__WHAT THE EXERCISE ASKS__. The answer is every line in the data below that contains the word "Please".
── GIVEN DATA ──
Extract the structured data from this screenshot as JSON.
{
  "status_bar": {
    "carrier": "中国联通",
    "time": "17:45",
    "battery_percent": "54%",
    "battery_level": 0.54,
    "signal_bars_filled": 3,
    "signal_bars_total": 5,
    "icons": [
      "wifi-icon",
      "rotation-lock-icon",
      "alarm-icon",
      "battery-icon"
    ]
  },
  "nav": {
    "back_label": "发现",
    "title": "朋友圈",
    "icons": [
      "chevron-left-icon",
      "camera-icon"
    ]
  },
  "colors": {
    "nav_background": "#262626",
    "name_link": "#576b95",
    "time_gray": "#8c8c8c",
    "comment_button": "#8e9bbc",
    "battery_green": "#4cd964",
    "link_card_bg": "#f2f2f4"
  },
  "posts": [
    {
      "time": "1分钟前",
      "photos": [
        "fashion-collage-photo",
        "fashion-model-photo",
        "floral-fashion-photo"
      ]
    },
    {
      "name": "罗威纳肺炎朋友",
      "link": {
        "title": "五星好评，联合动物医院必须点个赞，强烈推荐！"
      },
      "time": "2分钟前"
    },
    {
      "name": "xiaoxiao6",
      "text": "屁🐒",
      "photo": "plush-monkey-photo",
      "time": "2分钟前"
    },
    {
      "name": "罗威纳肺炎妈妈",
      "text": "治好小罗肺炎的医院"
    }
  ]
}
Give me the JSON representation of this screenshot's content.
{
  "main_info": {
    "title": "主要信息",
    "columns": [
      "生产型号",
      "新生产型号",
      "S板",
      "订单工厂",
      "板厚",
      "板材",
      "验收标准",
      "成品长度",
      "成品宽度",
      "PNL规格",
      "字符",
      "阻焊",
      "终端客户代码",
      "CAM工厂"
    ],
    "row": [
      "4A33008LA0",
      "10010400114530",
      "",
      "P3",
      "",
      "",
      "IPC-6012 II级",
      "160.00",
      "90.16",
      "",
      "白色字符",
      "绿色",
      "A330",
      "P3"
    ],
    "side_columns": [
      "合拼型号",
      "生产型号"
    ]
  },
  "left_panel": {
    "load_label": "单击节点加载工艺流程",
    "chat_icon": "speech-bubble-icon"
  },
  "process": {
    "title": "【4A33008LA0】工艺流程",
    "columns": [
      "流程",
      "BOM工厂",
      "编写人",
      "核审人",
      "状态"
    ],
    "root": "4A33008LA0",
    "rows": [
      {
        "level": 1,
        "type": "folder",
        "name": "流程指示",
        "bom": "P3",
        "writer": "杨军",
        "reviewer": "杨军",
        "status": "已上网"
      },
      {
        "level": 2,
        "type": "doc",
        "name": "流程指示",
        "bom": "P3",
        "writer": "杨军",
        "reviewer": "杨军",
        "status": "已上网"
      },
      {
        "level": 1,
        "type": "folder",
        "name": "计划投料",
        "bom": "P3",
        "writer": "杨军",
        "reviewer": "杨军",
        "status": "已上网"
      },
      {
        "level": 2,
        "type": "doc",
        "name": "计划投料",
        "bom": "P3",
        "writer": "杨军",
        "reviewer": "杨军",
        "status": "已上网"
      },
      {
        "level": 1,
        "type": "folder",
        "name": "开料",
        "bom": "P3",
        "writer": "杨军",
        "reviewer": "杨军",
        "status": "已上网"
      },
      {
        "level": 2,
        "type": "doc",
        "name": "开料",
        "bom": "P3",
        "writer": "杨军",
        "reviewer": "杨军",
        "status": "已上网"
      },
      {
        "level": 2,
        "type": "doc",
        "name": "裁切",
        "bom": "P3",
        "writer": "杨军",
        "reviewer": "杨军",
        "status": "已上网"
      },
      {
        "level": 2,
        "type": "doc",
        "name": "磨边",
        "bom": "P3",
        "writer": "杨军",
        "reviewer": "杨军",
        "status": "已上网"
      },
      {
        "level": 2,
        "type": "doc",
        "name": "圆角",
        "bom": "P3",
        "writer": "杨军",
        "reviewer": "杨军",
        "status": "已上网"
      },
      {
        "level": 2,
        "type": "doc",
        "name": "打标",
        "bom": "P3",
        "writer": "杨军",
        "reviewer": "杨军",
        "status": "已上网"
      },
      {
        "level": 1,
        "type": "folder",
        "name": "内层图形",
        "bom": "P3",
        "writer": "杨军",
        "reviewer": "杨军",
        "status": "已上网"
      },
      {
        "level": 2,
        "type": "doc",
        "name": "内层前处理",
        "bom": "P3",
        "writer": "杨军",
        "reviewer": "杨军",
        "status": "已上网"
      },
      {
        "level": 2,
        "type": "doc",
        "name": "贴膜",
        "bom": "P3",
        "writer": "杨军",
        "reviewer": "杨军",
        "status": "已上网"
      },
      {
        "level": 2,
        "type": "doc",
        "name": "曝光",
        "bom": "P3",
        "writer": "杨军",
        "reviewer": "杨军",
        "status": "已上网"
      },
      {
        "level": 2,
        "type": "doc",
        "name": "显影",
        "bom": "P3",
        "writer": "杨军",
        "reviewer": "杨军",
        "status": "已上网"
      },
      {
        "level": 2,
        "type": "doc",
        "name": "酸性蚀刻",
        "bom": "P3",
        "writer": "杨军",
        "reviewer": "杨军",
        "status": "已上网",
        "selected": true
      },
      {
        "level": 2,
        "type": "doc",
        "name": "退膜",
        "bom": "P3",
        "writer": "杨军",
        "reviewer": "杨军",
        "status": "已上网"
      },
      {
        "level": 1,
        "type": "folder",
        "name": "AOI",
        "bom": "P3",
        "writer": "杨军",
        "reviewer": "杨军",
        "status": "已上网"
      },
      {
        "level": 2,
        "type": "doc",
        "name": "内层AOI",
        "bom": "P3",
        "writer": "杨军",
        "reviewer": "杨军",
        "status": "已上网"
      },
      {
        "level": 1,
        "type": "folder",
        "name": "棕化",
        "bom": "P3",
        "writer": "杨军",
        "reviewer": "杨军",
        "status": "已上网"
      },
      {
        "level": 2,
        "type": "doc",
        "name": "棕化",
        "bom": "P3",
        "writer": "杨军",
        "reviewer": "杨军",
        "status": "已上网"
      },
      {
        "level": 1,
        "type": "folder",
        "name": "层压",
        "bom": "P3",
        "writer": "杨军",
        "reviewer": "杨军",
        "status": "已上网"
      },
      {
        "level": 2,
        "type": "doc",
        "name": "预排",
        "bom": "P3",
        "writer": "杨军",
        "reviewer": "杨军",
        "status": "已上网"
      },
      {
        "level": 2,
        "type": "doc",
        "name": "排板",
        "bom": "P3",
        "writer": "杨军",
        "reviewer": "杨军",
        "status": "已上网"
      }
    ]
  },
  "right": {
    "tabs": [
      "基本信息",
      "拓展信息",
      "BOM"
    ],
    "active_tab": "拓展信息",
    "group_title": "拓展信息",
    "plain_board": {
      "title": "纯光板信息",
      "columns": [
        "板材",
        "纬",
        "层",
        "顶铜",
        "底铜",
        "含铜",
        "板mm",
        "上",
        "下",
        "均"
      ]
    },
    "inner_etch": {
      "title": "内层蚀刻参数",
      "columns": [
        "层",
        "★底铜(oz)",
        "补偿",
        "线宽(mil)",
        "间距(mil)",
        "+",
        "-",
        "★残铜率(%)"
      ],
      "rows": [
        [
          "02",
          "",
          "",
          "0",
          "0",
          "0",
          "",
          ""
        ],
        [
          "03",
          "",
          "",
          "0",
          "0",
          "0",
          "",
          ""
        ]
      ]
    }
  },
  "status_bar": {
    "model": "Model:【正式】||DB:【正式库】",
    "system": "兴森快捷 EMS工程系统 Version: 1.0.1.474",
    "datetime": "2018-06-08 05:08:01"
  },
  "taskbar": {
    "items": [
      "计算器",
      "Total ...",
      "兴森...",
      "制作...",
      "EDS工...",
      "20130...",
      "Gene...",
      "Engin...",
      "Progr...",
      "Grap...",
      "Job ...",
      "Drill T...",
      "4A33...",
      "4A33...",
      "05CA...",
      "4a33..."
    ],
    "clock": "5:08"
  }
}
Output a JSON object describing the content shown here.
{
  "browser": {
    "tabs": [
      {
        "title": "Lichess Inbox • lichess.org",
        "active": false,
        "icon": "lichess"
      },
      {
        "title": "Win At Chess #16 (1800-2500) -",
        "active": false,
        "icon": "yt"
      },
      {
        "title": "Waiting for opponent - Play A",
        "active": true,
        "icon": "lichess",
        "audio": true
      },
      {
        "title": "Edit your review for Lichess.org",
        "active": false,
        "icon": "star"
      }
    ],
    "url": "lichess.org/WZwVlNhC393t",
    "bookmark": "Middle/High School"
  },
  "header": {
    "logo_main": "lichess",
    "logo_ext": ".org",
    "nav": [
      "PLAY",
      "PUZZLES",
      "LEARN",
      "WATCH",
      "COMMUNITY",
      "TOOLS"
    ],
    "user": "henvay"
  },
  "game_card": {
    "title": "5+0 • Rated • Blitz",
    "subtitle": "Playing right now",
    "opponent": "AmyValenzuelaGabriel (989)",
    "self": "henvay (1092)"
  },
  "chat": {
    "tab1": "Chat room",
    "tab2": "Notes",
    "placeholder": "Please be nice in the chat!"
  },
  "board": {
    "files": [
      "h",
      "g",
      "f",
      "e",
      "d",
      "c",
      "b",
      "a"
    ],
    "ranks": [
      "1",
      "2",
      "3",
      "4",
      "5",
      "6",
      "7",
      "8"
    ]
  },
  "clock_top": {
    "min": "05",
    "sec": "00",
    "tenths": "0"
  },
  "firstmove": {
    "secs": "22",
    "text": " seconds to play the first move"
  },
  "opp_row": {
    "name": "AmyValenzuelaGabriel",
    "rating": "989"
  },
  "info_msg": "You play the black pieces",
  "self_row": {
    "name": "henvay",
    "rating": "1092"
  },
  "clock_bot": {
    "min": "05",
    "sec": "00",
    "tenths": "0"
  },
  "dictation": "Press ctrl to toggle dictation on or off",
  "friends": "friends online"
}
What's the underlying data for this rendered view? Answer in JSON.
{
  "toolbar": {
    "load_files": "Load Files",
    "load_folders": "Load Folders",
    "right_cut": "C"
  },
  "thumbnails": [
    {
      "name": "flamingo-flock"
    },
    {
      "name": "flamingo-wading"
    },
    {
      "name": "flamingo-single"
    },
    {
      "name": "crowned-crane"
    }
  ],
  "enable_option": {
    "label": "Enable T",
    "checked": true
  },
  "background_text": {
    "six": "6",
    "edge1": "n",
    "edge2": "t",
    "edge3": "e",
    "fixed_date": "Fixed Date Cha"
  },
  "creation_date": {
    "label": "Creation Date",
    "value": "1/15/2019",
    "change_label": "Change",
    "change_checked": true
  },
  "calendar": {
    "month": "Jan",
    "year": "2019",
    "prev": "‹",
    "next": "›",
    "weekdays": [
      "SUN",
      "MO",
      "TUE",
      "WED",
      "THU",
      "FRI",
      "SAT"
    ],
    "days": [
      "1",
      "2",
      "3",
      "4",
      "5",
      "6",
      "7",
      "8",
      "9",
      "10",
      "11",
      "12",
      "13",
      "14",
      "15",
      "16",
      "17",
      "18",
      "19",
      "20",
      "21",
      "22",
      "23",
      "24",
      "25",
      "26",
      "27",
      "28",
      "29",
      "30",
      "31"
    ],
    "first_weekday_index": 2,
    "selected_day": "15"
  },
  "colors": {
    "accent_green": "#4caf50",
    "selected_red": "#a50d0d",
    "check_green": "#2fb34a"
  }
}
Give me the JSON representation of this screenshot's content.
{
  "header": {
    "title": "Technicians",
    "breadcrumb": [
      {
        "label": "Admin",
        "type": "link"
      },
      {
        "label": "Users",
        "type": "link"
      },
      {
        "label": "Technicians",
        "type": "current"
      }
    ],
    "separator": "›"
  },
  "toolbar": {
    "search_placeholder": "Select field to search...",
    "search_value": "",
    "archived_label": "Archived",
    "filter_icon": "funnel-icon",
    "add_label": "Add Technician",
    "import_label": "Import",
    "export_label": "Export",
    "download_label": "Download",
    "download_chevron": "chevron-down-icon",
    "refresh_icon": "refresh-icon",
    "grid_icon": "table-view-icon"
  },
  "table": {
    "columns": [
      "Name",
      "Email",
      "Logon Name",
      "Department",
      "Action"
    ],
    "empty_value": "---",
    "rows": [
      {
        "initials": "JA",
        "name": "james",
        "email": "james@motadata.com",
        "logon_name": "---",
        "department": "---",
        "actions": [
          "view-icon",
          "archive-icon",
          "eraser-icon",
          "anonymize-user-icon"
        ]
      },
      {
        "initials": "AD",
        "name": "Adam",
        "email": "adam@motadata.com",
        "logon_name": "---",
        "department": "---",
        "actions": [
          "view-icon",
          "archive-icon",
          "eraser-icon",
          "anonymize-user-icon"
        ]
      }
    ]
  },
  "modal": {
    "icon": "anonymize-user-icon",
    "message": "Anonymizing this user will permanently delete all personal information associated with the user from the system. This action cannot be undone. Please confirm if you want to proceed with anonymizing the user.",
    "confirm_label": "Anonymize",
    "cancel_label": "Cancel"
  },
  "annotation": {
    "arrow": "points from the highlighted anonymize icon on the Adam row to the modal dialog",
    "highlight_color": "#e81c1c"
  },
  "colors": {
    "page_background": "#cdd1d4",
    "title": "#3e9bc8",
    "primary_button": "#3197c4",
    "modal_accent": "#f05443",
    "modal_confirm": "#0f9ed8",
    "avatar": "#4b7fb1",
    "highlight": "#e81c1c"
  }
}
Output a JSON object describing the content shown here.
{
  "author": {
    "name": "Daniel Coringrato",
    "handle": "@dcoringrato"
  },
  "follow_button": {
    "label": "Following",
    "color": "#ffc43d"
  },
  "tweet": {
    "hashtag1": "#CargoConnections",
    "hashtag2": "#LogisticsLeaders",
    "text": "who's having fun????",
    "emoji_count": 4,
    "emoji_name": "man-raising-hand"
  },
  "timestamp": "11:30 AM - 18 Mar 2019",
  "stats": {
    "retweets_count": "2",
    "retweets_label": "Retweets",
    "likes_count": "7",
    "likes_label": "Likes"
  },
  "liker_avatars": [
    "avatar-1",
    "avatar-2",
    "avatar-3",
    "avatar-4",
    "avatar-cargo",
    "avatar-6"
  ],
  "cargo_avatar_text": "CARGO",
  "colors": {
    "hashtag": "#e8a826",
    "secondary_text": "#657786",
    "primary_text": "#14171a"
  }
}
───
__WORKED SOLUTION__.
    "placeholder": "Please be nice in the chat!"
    "message": "Anonymizing this user will permanently delete all personal information associated with the user from the system. This action cannot be undone. Please confirm if you want to proceed with anonymizing the user.",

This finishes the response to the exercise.